COVID-19 has caused disruption to all aspects of our society.

The economy has experienced a historical shock, causing widespread disruption to individuals, organisations and government. The disruption to the flow of income means that the Owners Corporation of a Strata Plan should start thinking differently about its collection process and its approach to collecting levies from lot owners.

Enforcing a softer approach

We are witnessing sudden changes to economic policy. The main characteristic is that households and businesses will be offered some form of financial hardship assistance.

There have also been significant changes to insolvency law, which forces creditors (like the Owners Corporation) to rethink its debt collection process.
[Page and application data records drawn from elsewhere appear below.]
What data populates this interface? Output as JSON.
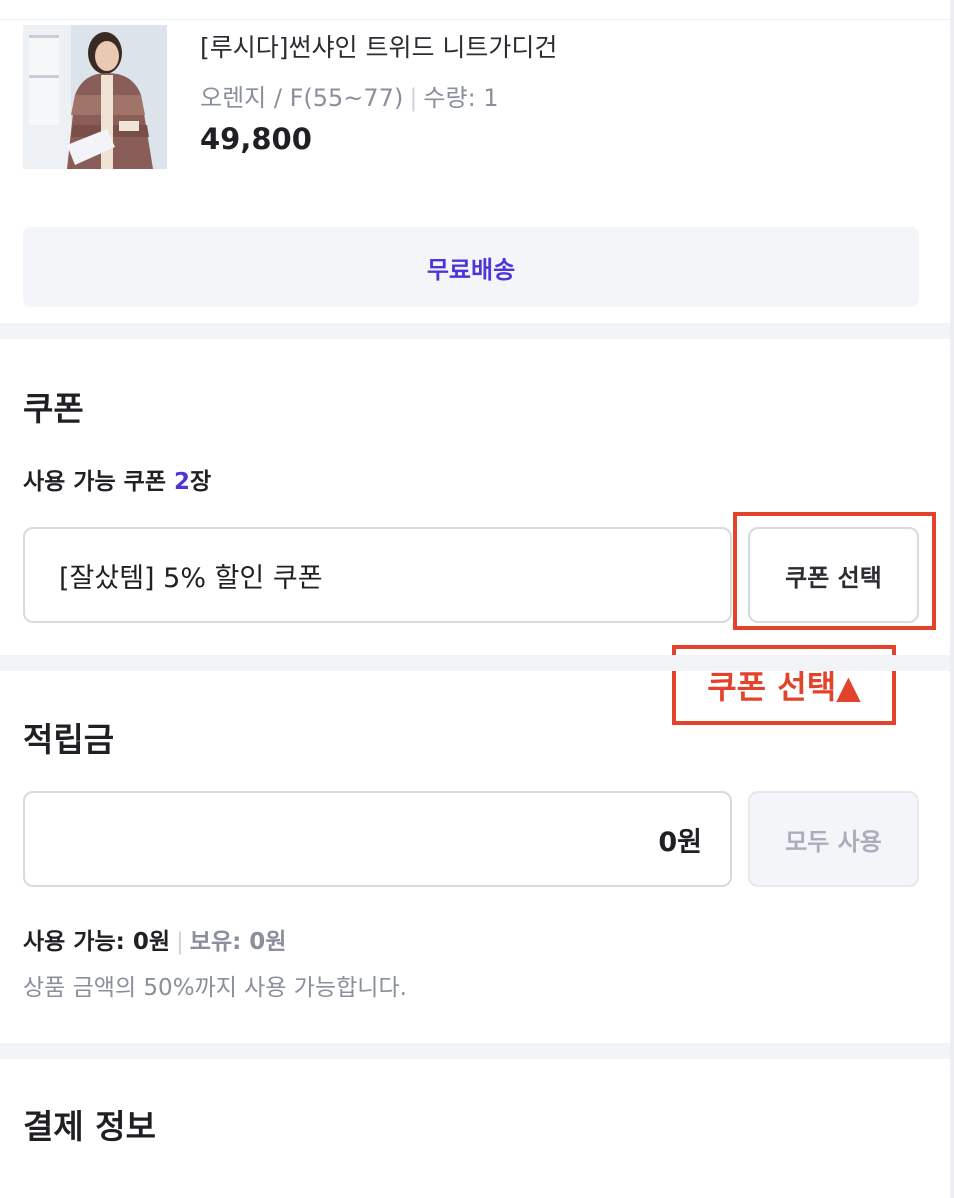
{
  "product": {
    "name": "[루시다]썬샤인 트위드 니트가디건",
    "option": "오렌지 / F(55~77)",
    "quantity": "수량: 1",
    "price": "49,800",
    "image_icon": "cardigan-photo"
  },
  "shipping": {
    "label": "무료배송"
  },
  "coupon": {
    "title": "쿠폰",
    "available_prefix": "사용 가능 쿠폰 ",
    "available_count": "2",
    "available_suffix": "장",
    "selected": "[잘샀템] 5% 할인 쿠폰",
    "button": "쿠폰 선택"
  },
  "annotation": {
    "label": "쿠폰 선택▲",
    "color": "#e3432b"
  },
  "points": {
    "title": "적립금",
    "value": "0원",
    "button": "모두 사용",
    "available": "사용 가능: 0원",
    "held": "보유: 0원",
    "note": "상품 금액의 50%까지 사용 가능합니다."
  },
  "payment": {
    "title": "결제 정보"
  },
  "colors": {
    "accent": "#4d36d9",
    "muted": "#8a8f9c",
    "border": "#d7dae1"
  }
}
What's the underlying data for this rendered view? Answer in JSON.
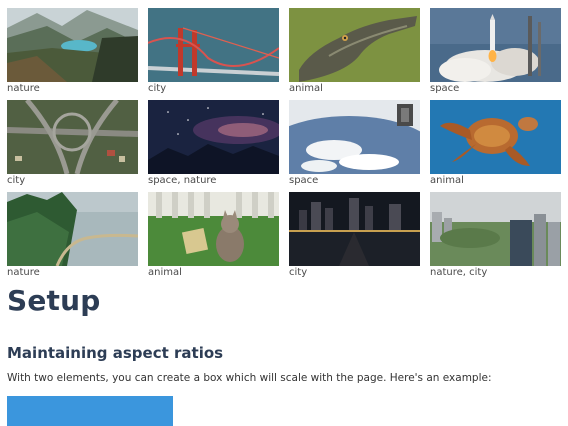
{
  "gallery": [
    {
      "caption": "nature",
      "scene": "mountain-lake"
    },
    {
      "caption": "city",
      "scene": "red-bridge"
    },
    {
      "caption": "animal",
      "scene": "alligator"
    },
    {
      "caption": "space",
      "scene": "rocket-launch"
    },
    {
      "caption": "city",
      "scene": "highway-interchange"
    },
    {
      "caption": "space, nature",
      "scene": "night-sky"
    },
    {
      "caption": "space",
      "scene": "earth-from-orbit"
    },
    {
      "caption": "animal",
      "scene": "sea-turtle"
    },
    {
      "caption": "nature",
      "scene": "forest-coast"
    },
    {
      "caption": "animal",
      "scene": "cat-on-grass"
    },
    {
      "caption": "city",
      "scene": "city-night-reflection"
    },
    {
      "caption": "nature, city",
      "scene": "park-skyline"
    }
  ],
  "section": {
    "title": "Setup",
    "subtitle": "Maintaining aspect ratios",
    "body": "With two elements, you can create a box which will scale with the page. Here's an example:"
  },
  "colors": {
    "heading": "#2d3d55",
    "demo_box": "#3b96dd"
  }
}
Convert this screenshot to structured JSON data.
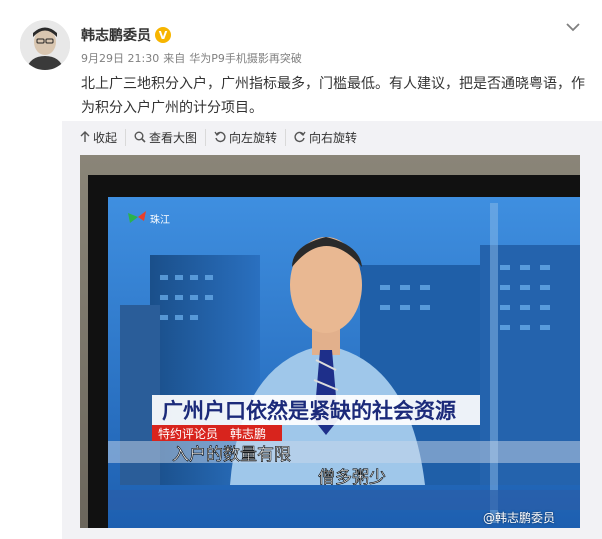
{
  "post": {
    "author": "韩志鹏委员",
    "verified_badge": "V",
    "date": "9月29日 21:30",
    "source_prefix": "来自",
    "source": "华为P9手机摄影再突破",
    "text": "北上广三地积分入户，广州指标最多，门槛最低。有人建议，把是否通晓粤语，作为积分入户广州的计分项目。"
  },
  "toolbar": {
    "collapse": "收起",
    "view_large": "查看大图",
    "rotate_left": "向左旋转",
    "rotate_right": "向右旋转"
  },
  "photo": {
    "headline": "广州户口依然是紧缺的社会资源",
    "role_tag": "特约评论员",
    "commentator": "韩志鹏",
    "subtitle_left": "入户的数量有限",
    "subtitle_right": "僧多粥少",
    "channel_logo_text": "珠江"
  },
  "watermark": "@韩志鹏委员"
}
These changes are significant and applicable to all creditors.

The major changes to relevant insolvency laws are:

Old position about bankruptcy debt level:

Prior to the changes, the Owners Corporation could issue a bankruptcy notice to a lot owner who owed a debt of at least $5,000. Generally, the issuing of a bankruptcy notice would compel the lot owner to pay or formally dispute their overdue levies, or risk bankruptcy.

New position about bankruptcy debt level:

The new changes to our bankruptcy laws mean that the Owners Corporation can only commence bankruptcy proceedings if the debt is greater than $20,000.

So bankruptcy is no longer a credible threat for debts under this much higher threshold.

Old position about when you can commence actions:

Prior to the changes, the debtor (being the lot owner) had 21 days to respond to a bankruptcy notice, i.e. to dispute it, or risk being made bankrupt.

New position about when you can commence an action:

The time frame has now been extended to 6 months.

So if you have a judgement debt, and issue a bankruptcy notice, nothing happens for 6 months, i.e. the person will not be made bankrupt.

Does this mean that you cannot collect outstanding levies?

Not really. It just makes collecting debts somewhat harder to do so, because you can no longer threaten immediate bankruptcy.

You can still take debt recovery action, such as issuing complying final notices, and taking court action to obtain a judgement debt against the owner. Once you have a judgement debt, you can also use other formal measures to collect the debt, such as attachment of debts or the sale of assets by the sheriff.

In our view it is important that the Owners Corporation continues to be vigilant about levies and contributions, so the building can be properly run and maintained during this period, as well as into the future, which is likely to be characterised by hard economic times.

What about the option of waiving interest to encourage payment?

Currently, if a lot owner fails to make payment of an overdue levy, the overdue levy continues to grow as it bears 10% interest until paid. During these uncertain times, it may be difficult to justify maintaining an interest rate so high. Especially, in circumstances where the cash rate is at a historical low.

The Strata Schemes Management Act 2015 (NSW) provides some leniency to lot owners. In particular, the legislation allows the Owners Corporation to waive the 10% interest rate or reduce it. The resolution to waive or reduce it must contain the following:

  • Whether the interest rate will be waived in totality,
  • Whether the interest rate will be merely reduced, and
  • The duration that the reduced interest rate or nil interest rate will be applicable.

Your Owners Corporation may wish to consider waiving accrued interest during an amnesty period to encourage people to pay now.

What about entering into payments plans with owners?

The Owners Corporation of a Strata Plan should expect to receive requests from owners to enter into ‘payment plans’ for outstanding levies.

Again, the Strata Schemes Management Act 2015 (NSW) anticipates that lot owners may fall into financial hardship and the requirements of entering into a payment plan have been clearly prescribed in the legislation. The following steps must be undertaken:

  • The owners corporation must convene a general meeting,
  • The proposed resolution must specify the particulars of a payment plan,
  • Whether the payment plan applies to one specific lot owner or more generally, and
  • The payment plan cannot extend for a period longer than 12 months.

Once again, such plans may be an effective way to encourage payment of what can be made.

How should a General Meeting be convened?

If the Owners Corporation is planning on reducing the interest rate or introducing payments plans, a General Meeting is required. You can read our article here, which provides the Owners Corporation with some options in conducting General Meetings in this COVID-19 environment.

How can we help?

Get us involved as soon as possible.

We can help you introduce measures to alleviate the financial burden on lot owners. We can assist you to prepare an agenda, notice and proposed resolution for any of the topics identified in this article.

To discuss further, call either:

  • Andrew Andreyev on 0400 832 534 or
  • Mariam Chalak on 0410 914 128

Both Andrew and Mariam have transitioned to work arrangements that will ensure they remain available to help you through these times.

If you would rather get in contact through email, send your questions through to Mariam at mariam.chalak@jfmlaw.com.au